In 12.5 percent of cases, ChatGPT produced “hallucinations,” or a treatment recommendation entirely absent from NCCN guidelines. These included recommendations of novel therapies or curative therapies for incurable cancers. The authors emphasized that this form of misinformation could incorrectly set patients’ expectations and could even impact the clinician-patient relationship.
The authors used GPT-3.5-turbo-0301, one of the largest models available at the time they conducted the study and the model class that is currently used in the open-access version of ChatGPT. A newer version, GPT-4, was not available at the time of the study and is currently available only with a paid subscription.
The researchers used the 2021 NCCN guidelines, because GPT-3.5-turbo-0301 was developed using data up to September 2021. While results may vary if other large-language models and/or clinical guidelines are used, the researchers emphasized that many such AI tools are similar in design and limitations.
Authorship, funding, disclosures

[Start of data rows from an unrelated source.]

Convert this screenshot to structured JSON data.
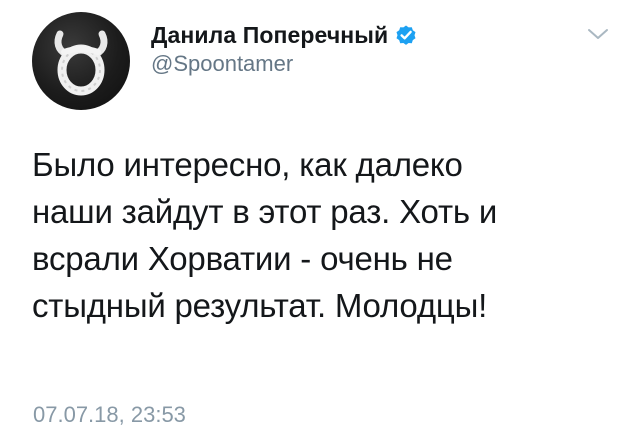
{
  "tweet": {
    "author": {
      "display_name": "Данила Поперечный",
      "handle": "@Spoontamer",
      "verified": true,
      "avatar_icon": "avatar-bull-logo"
    },
    "text_lines": [
      "Было интересно, как далеко",
      "наши зайдут в этот раз. Хоть и",
      "всрали Хорватии - очень не",
      "стыдный результат. Молодцы!"
    ],
    "timestamp": "07.07.18, 23:53",
    "menu_icon": "chevron-down-icon"
  },
  "colors": {
    "text_primary": "#14171a",
    "text_secondary": "#657786",
    "timestamp": "#8899a6",
    "verified_blue": "#1da1f2",
    "background": "#ffffff"
  }
}
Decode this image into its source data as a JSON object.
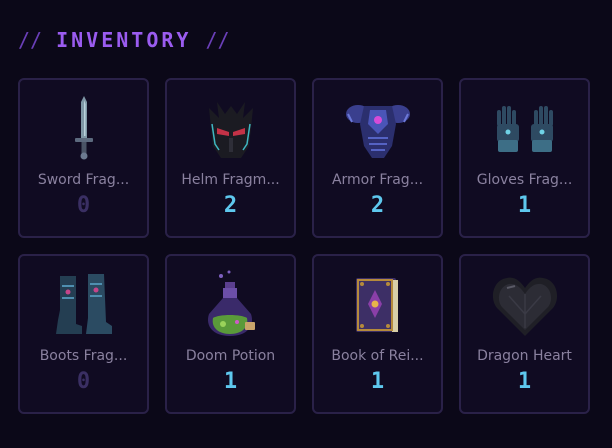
{
  "header": {
    "left_deco": "//",
    "title": "INVENTORY",
    "right_deco": "//"
  },
  "colors": {
    "accent": "#9b5cf0",
    "count": "#5ec8ee",
    "count_zero": "#3a2f63",
    "card_border": "#2a2148"
  },
  "items": [
    {
      "name": "Sword Frag...",
      "count": "0",
      "icon": "sword-icon"
    },
    {
      "name": "Helm Fragm...",
      "count": "2",
      "icon": "helm-icon"
    },
    {
      "name": "Armor Frag...",
      "count": "2",
      "icon": "armor-icon"
    },
    {
      "name": "Gloves Frag...",
      "count": "1",
      "icon": "gloves-icon"
    },
    {
      "name": "Boots Frag...",
      "count": "0",
      "icon": "boots-icon"
    },
    {
      "name": "Doom Potion",
      "count": "1",
      "icon": "potion-icon"
    },
    {
      "name": "Book of Rei...",
      "count": "1",
      "icon": "book-icon"
    },
    {
      "name": "Dragon Heart",
      "count": "1",
      "icon": "heart-icon"
    }
  ]
}
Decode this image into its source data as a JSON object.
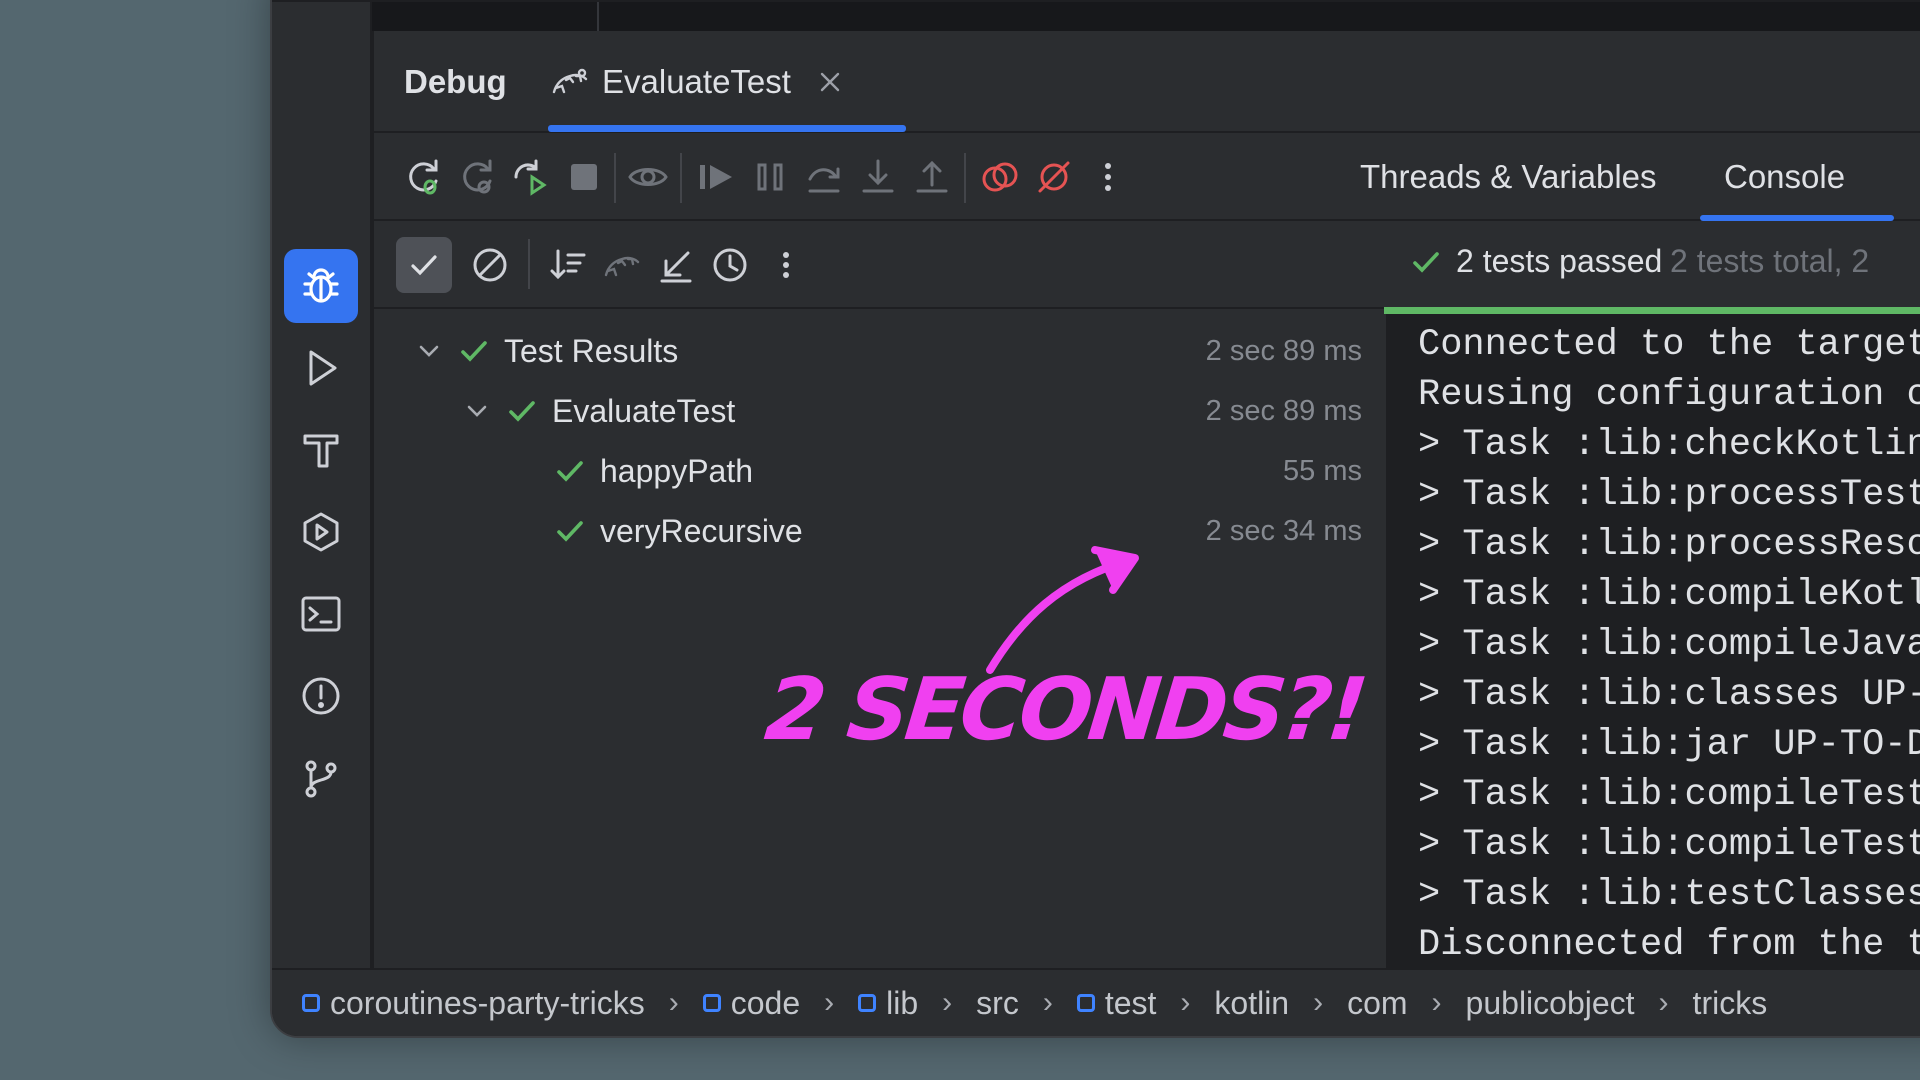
{
  "tabs": {
    "debug_label": "Debug",
    "active_tab_label": "EvaluateTest"
  },
  "toolbar": {
    "icons": [
      "rerun-icon",
      "rerun-failed-icon",
      "restart-icon",
      "stop-icon",
      "view-breakpoints-icon",
      "resume-icon",
      "pause-icon",
      "step-over-icon",
      "step-into-icon",
      "step-out-icon",
      "view-breakpoints-red-icon",
      "mute-breakpoints-icon",
      "more-icon"
    ],
    "right_tabs": [
      "Threads & Variables",
      "Console"
    ],
    "active_right_tab": "Console"
  },
  "test_toolbar": {
    "icons": [
      "show-passed-icon",
      "show-ignored-icon",
      "sort-icon",
      "collapse-icon",
      "import-tests-icon",
      "history-icon",
      "more-icon"
    ]
  },
  "status": {
    "passed": "2 tests passed",
    "total": "2 tests total, 2"
  },
  "tree": [
    {
      "label": "Test Results",
      "time": "2 sec 89 ms",
      "level": 0,
      "expanded": true
    },
    {
      "label": "EvaluateTest",
      "time": "2 sec 89 ms",
      "level": 1,
      "expanded": true
    },
    {
      "label": "happyPath",
      "time": "55 ms",
      "level": 2
    },
    {
      "label": "veryRecursive",
      "time": "2 sec 34 ms",
      "level": 2
    }
  ],
  "console": [
    "Connected to the target VM",
    "Reusing configuration cach",
    "> Task :lib:checkKotlinGra",
    "> Task :lib:processTestRes",
    "> Task :lib:processResourc",
    "> Task :lib:compileKotlin",
    "> Task :lib:compileJava NO",
    "> Task :lib:classes UP-TO-",
    "> Task :lib:jar UP-TO-DATE",
    "> Task :lib:compileTestKot",
    "> Task :lib:compileTestJav",
    "> Task :lib:testClasses UP",
    "Disconnected from the targ"
  ],
  "breadcrumbs": [
    {
      "label": "coroutines-party-tricks",
      "module": true
    },
    {
      "label": "code",
      "module": true
    },
    {
      "label": "lib",
      "module": true
    },
    {
      "label": "src",
      "module": false
    },
    {
      "label": "test",
      "module": true
    },
    {
      "label": "kotlin",
      "module": false
    },
    {
      "label": "com",
      "module": false
    },
    {
      "label": "publicobject",
      "module": false
    },
    {
      "label": "tricks",
      "module": false
    }
  ],
  "annotation": "2 SECONDS?!",
  "colors": {
    "accent": "#3574f0",
    "pass_green": "#5fb865",
    "annotation": "#f040f0",
    "stop_red": "#e55353"
  }
}
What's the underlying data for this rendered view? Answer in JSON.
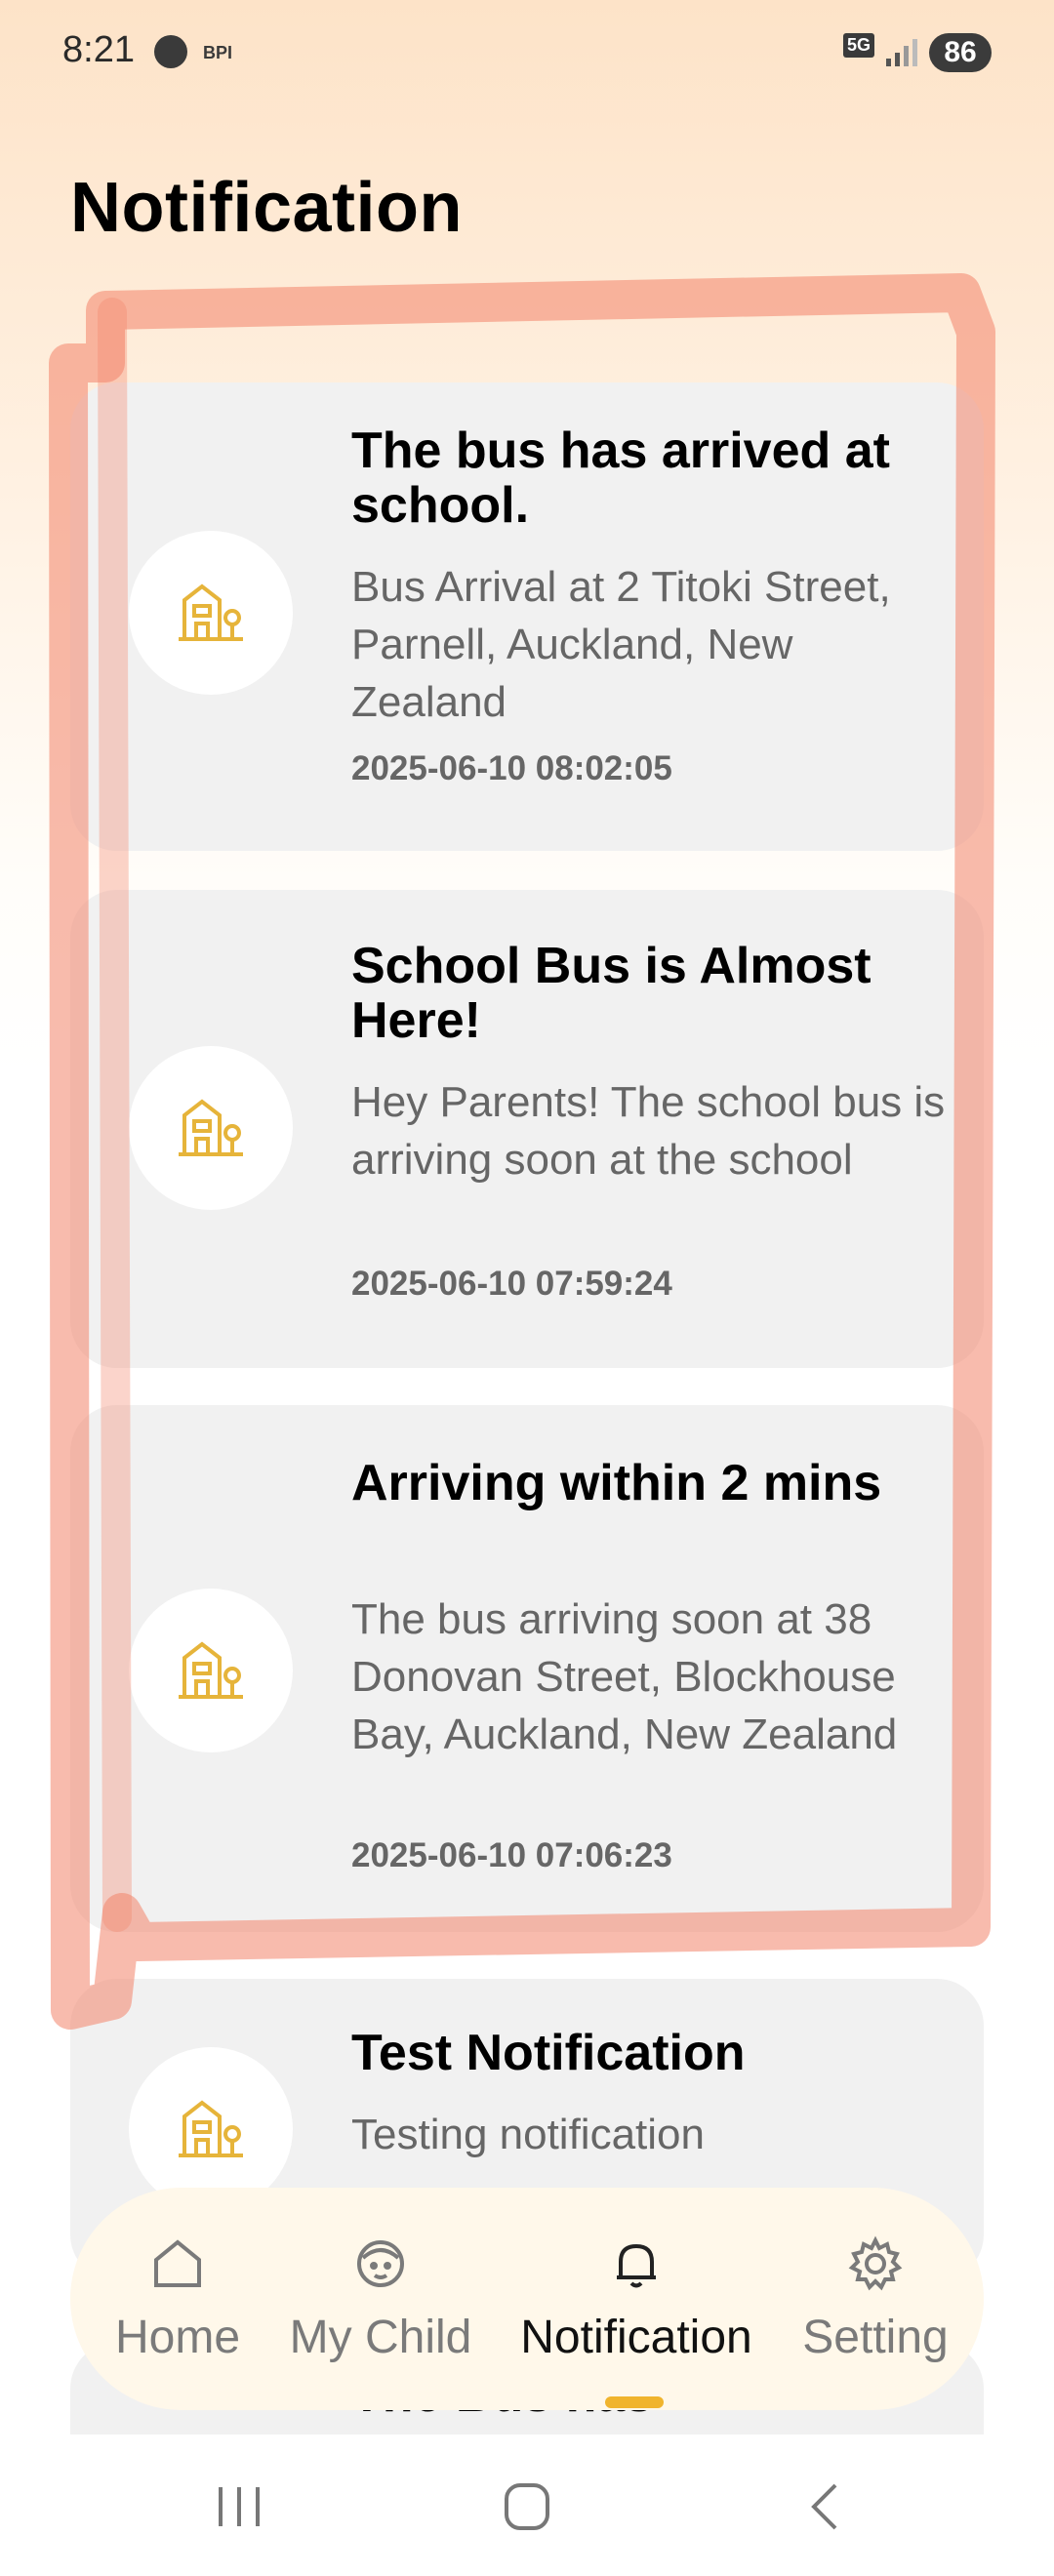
{
  "status_bar": {
    "time": "8:21",
    "carrier_label": "BPI",
    "network": "5G",
    "battery": "86"
  },
  "page": {
    "title": "Notification"
  },
  "notifications": [
    {
      "title": "The bus has arrived at school.",
      "body": "Bus Arrival at 2 Titoki Street, Parnell, Auckland, New Zealand",
      "time": "2025-06-10 08:02:05",
      "icon": "school-icon"
    },
    {
      "title": "School Bus is Almost Here!",
      "body": "Hey Parents! The school bus is arriving soon at the school",
      "time": "2025-06-10 07:59:24",
      "icon": "school-icon"
    },
    {
      "title": "Arriving within 2 mins",
      "body": "The bus arriving soon at 38 Donovan Street, Blockhouse Bay, Auckland, New Zealand",
      "time": "2025-06-10 07:06:23",
      "icon": "school-icon"
    },
    {
      "title": "Test Notification",
      "body": "Testing notification",
      "icon": "school-icon"
    },
    {
      "title": "The Bus has",
      "icon": "school-icon"
    }
  ],
  "bottom_nav": {
    "items": [
      {
        "label": "Home",
        "icon": "home-icon",
        "active": false
      },
      {
        "label": "My Child",
        "icon": "child-face-icon",
        "active": false
      },
      {
        "label": "Notification",
        "icon": "bell-icon",
        "active": true
      },
      {
        "label": "Setting",
        "icon": "gear-icon",
        "active": false
      }
    ]
  },
  "colors": {
    "accent": "#e6b43a",
    "annotation": "#f3846a",
    "card_bg": "#f1f1f1",
    "nav_bg": "#fff8ea"
  }
}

Co-authors of “Quality of Layperson CPR Instructions from Artificial Intelligence Voice Assistants” included William Murk, Eric Goralnick, and John S. Brownstein.
Landman reported receiving personal fees from Abbott during the conduct of the study.
Co-authors of “Use of Artificial Intelligence Chatbots for Cancer Treatment Information” included Shan Chen, Benjamin H. Kann, Michael B. Foote, Hugo J.W.L. Aerts, Guergana K. Savova, and Raymond H. Mak.
This study was supported by the Woods Foundation.
Aerts reported receiving personal fees from Onc.AI, Sphera, LLC, and Bristol Myers Squibb outside the submitted work. Mak reported receiving personal fees from ViewRay, AstraZeneca, Novartis, Varian Medical Systems, and Sio Capital outside the submitted work. Bitterman is the associate editor of Radiation Oncology, HemOnc.org and receives funding from the American Association for Cancer Research outside the submitted work.